### WHAT IS REQUIRED
Your copy should hold every record verbatim and none of the pictures.

Stored data entries
══════════════════════════════

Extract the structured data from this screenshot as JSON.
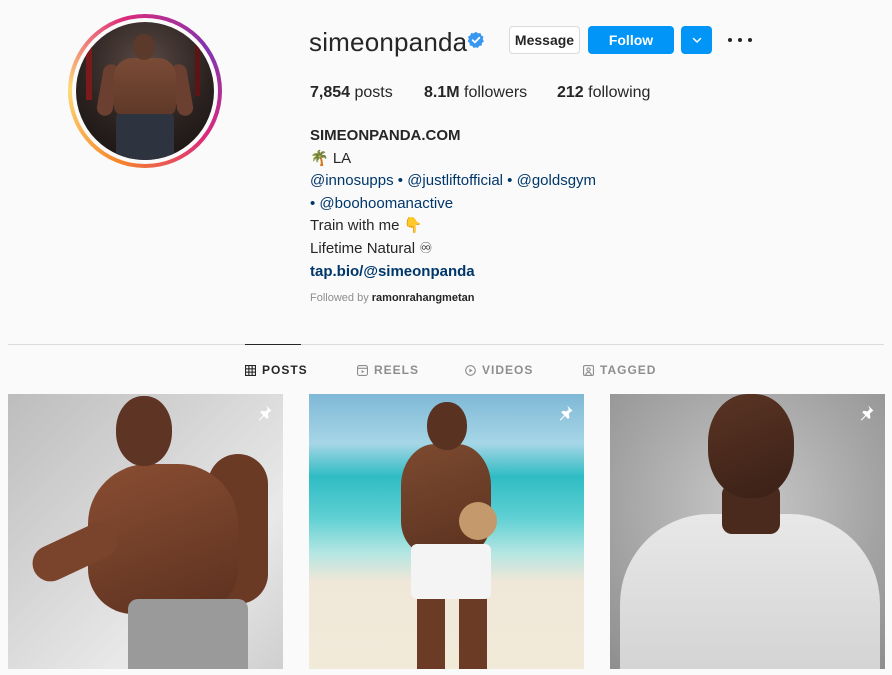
{
  "profile": {
    "username": "simeonpanda",
    "message_label": "Message",
    "follow_label": "Follow",
    "dropdown_icon": "chevron-down-icon",
    "more_icon": "more-options-icon",
    "accent_color": "#0095f6"
  },
  "stats": {
    "posts_count": "7,854",
    "posts_label": "posts",
    "followers_count": "8.1M",
    "followers_label": "followers",
    "following_count": "212",
    "following_label": "following"
  },
  "bio": {
    "name": "SIMEONPANDA.COM",
    "location": "🌴 LA",
    "mentions_line1": "@innosupps • @justliftofficial • @goldsgym",
    "mentions_line2": "• @boohoomanactive",
    "train_line": "Train with me 👇",
    "natural_line": "Lifetime Natural ♾",
    "link": "tap.bio/@simeonpanda"
  },
  "followed_by": {
    "prefix": "Followed by",
    "user": "ramonrahangmetan"
  },
  "tabs": [
    {
      "label": "POSTS",
      "icon": "grid-icon",
      "active": true
    },
    {
      "label": "REELS",
      "icon": "reels-icon",
      "active": false
    },
    {
      "label": "VIDEOS",
      "icon": "video-play-icon",
      "active": false
    },
    {
      "label": "TAGGED",
      "icon": "tagged-icon",
      "active": false
    }
  ],
  "posts": [
    {
      "pinned": true
    },
    {
      "pinned": true
    },
    {
      "pinned": true
    }
  ]
}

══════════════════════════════

### OUTPUT FOR THIS TASK
Extract the structured data from this screenshot as JSON.
{
  "profile": {
    "username": "simeonpanda",
    "message_label": "Message",
    "follow_label": "Follow",
    "dropdown_icon": "chevron-down-icon",
    "more_icon": "more-options-icon",
    "accent_color": "#0095f6"
  },
  "stats": {
    "posts_count": "7,854",
    "posts_label": "posts",
    "followers_count": "8.1M",
    "followers_label": "followers",
    "following_count": "212",
    "following_label": "following"
  },
  "bio": {
    "name": "SIMEONPANDA.COM",
    "location": "🌴 LA",
    "mentions_line1": "@innosupps • @justliftofficial • @goldsgym",
    "mentions_line2": "• @boohoomanactive",
    "train_line": "Train with me 👇",
    "natural_line": "Lifetime Natural ♾",
    "link": "tap.bio/@simeonpanda"
  },
  "followed_by": {
    "prefix": "Followed by",
    "user": "ramonrahangmetan"
  },
  "tabs": [
    {
      "label": "POSTS",
      "icon": "grid-icon",
      "active": true
    },
    {
      "label": "REELS",
      "icon": "reels-icon",
      "active": false
    },
    {
      "label": "VIDEOS",
      "icon": "video-play-icon",
      "active": false
    },
    {
      "label": "TAGGED",
      "icon": "tagged-icon",
      "active": false
    }
  ],
  "posts": [
    {
      "pinned": true
    },
    {
      "pinned": true
    },
    {
      "pinned": true
    }
  ]
}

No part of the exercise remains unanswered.